▶ _Your task_:
Would you please output the data exactly, omitting no line?

# # # #

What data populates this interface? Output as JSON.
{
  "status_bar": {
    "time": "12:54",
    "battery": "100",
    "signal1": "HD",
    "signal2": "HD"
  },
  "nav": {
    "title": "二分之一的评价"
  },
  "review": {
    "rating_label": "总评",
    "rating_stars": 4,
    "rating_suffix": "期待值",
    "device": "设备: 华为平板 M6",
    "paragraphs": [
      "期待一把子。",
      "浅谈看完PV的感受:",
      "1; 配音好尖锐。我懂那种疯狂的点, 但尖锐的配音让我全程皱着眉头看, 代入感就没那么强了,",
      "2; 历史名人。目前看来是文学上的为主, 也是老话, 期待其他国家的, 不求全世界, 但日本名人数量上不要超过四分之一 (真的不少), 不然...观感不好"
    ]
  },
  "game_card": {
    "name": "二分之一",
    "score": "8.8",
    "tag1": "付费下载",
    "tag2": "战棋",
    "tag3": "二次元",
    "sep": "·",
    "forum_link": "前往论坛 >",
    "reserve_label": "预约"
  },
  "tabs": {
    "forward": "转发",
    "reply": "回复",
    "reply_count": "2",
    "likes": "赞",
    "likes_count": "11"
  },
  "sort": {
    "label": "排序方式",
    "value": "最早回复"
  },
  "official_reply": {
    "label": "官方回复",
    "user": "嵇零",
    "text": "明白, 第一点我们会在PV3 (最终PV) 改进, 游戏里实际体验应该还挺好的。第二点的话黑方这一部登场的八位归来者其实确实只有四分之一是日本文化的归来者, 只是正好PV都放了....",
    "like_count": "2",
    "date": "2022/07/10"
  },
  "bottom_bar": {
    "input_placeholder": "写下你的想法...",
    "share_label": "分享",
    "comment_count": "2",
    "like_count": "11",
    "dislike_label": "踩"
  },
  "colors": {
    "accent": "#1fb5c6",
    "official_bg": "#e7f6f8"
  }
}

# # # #

▶ _Finished task_:
What data populates this interface? Output as JSON.
{
  "status_bar": {
    "time": "12:54",
    "battery": "100",
    "signal1": "HD",
    "signal2": "HD"
  },
  "nav": {
    "title": "二分之一的评价"
  },
  "review": {
    "rating_label": "总评",
    "rating_stars": 4,
    "rating_suffix": "期待值",
    "device": "设备: 华为平板 M6",
    "paragraphs": [
      "期待一把子。",
      "浅谈看完PV的感受:",
      "1; 配音好尖锐。我懂那种疯狂的点, 但尖锐的配音让我全程皱着眉头看, 代入感就没那么强了,",
      "2; 历史名人。目前看来是文学上的为主, 也是老话, 期待其他国家的, 不求全世界, 但日本名人数量上不要超过四分之一 (真的不少), 不然...观感不好"
    ]
  },
  "game_card": {
    "name": "二分之一",
    "score": "8.8",
    "tag1": "付费下载",
    "tag2": "战棋",
    "tag3": "二次元",
    "sep": "·",
    "forum_link": "前往论坛 >",
    "reserve_label": "预约"
  },
  "tabs": {
    "forward": "转发",
    "reply": "回复",
    "reply_count": "2",
    "likes": "赞",
    "likes_count": "11"
  },
  "sort": {
    "label": "排序方式",
    "value": "最早回复"
  },
  "official_reply": {
    "label": "官方回复",
    "user": "嵇零",
    "text": "明白, 第一点我们会在PV3 (最终PV) 改进, 游戏里实际体验应该还挺好的。第二点的话黑方这一部登场的八位归来者其实确实只有四分之一是日本文化的归来者, 只是正好PV都放了....",
    "like_count": "2",
    "date": "2022/07/10"
  },
  "bottom_bar": {
    "input_placeholder": "写下你的想法...",
    "share_label": "分享",
    "comment_count": "2",
    "like_count": "11",
    "dislike_label": "踩"
  },
  "colors": {
    "accent": "#1fb5c6",
    "official_bg": "#e7f6f8"
  }
}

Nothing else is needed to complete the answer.